Off the Page, with Catherine Dubé

Off the Page is an exclusive series produced by the NMAF that reaches out to former National Magazine Award winners to find out what their awards have meant to them and what they’re up to now. Off the Page appears regularly on the Magazine Awards blog. Today we catch up with seven-time National Magazine Award-winning journalist Catherine Dubé, reporter for the French-language current affairs magazine L’actualité.
[Version française]

NMAF: Last year, you won the a Gold National Magazine Award for your article “Demain, des centres à 7 $ par jour pour les vieux?” [Tomorrow, $7-a-day Care Centres for the Elderly?] – your seventh National Magazine Award in the past five years! What prompted you to write this story?

Catherine Dubé (Photo par) Marie-Reine Mattera
Catherine Dubé (Photo par Marie-Reine Mattera)

Catherine DubéThe idea was generated in an editorial meeting at L’actualité. We asked ourselves what we can expect over the next 10 to 20 years. We are all going to need care, after all! And the healthcare system is not prepared to take care of the horde of aging Baby Boomers.

The main challenge of the report was to engage our readers about an issue that may not be very sexy. I did what I always do: illustrate the information with lots of concrete examples. I tried to find innovative solutions, such as the one that inspired the title of the piece. 

NMAF: When you write for L’actualité, how do you develop the idea for a new story? Do you draw inspiration from consulting health professionals or other media?

Catherine DubéI examine the current social issues, large and small, exploring for a new angle. Any source might be a good one, whether it is from the media here or abroad, public events such as conferences, or specialized publications. The people I interview often put me onto a new track for a story.

I also try to find information that may have escaped the attention of the daily news media, which is overwhelmed by the constant stream of news.

Last year, when I was working on a profile of the hypnotist Messmer, a popular Quebec artist, I discovered that his approach was quite controversial, and my article became instead an investigation of hypnosis, seeking out what is true and what is false, and highlighting the dangers of this method when it is misused.

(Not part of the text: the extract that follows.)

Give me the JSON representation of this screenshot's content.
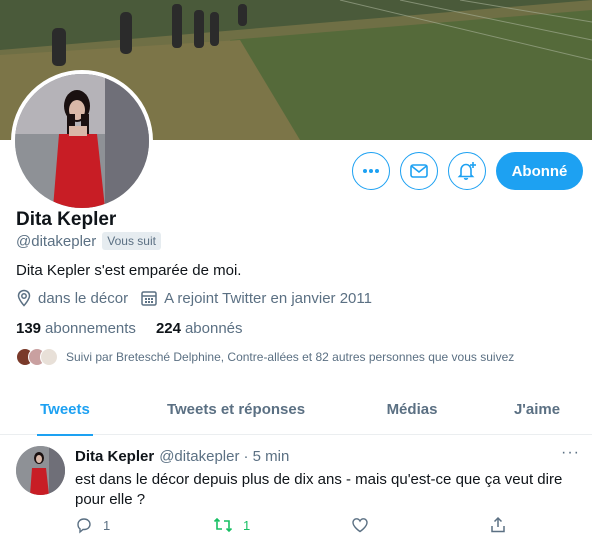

The process of researching and writing articles for L’actualité, where I started working two years ago, is quite similar to the process at Québec Science where I worked for ten years. But the angle of attack is different: more scientific for Québec Science, more general for L’actualité.

NMAFWhat is the significance to you of winning a National Magazine Award? And what’s next for you; what topics and issues are currently attracting your interest?

Catherine DubéAn award is the culmination of our efforts and the recognition that we achieved our goal. Nobody picks up a magazine just to find out the news. Newspapers, television and the web provide tough competition for that. But it is up to us, the artisans of magazines, to offer the untold stories, and the new and surprising angles to those stories, which are what make magazines indispensable.

Writing is also a key element: it must be clear and polished. If the reader enjoys the story as much as if reading a novel, then the job is done. It’s a challenge every time. My ultimate goal is to articulate complex and often abstract issues. I must find the human stories through which these issues are embodied, and then tell them skillfully. Even after all these years, it doesn’t get easier. But the difference is that I’ve been able to do it better!

This month I have a long feature about the world of justice, which will be published as a mini-book insert in the magazine. This is a new format that we started offering our readers last year and it’s been a great success.

Catherine Dubé is a journalist with the magazine L’actualité. This year she is nominated for 3 National Magazine Awards. Special thanks to Avary Lovell for the interview with Catherine.
[Version française]

From the NMA Archives, by Catherine Dubé:
Demain, des centres à 7$ par jour pour les vieux? (Prix d’or, Santé et famille, 2011)
Marmot 2.0 (Prix d’or, Société, 2010)
1,2,3…bébés? (Prix d’argent, 2010, Santé et médécine)
Vive le mangeur libre (Prix d’or, Mode de vie, 2009)
Grippe A(H1N1) – Tout savoir (Prix d’argent, 2009, Santé et famille)
Des synapses et des lettres (Prix d’argent, Société, 2008)
Péril à la ferme (Prix d’argent, Article hors categorie, 2007)

More Off the Page, with:
Ian Willms
Pascale Millot
Curtis Gillespie
The Coveteur
Heather O’Neill
Selena Wong
Patrick Walsh
Jillian Tamaki
Roger LeMoyne
Joshua Knelman
Jonathan Trudel
Alex Leslie
Jeremy Klaszus
Carol Shaben
Roxanna Bikadoroff

Leave a Reply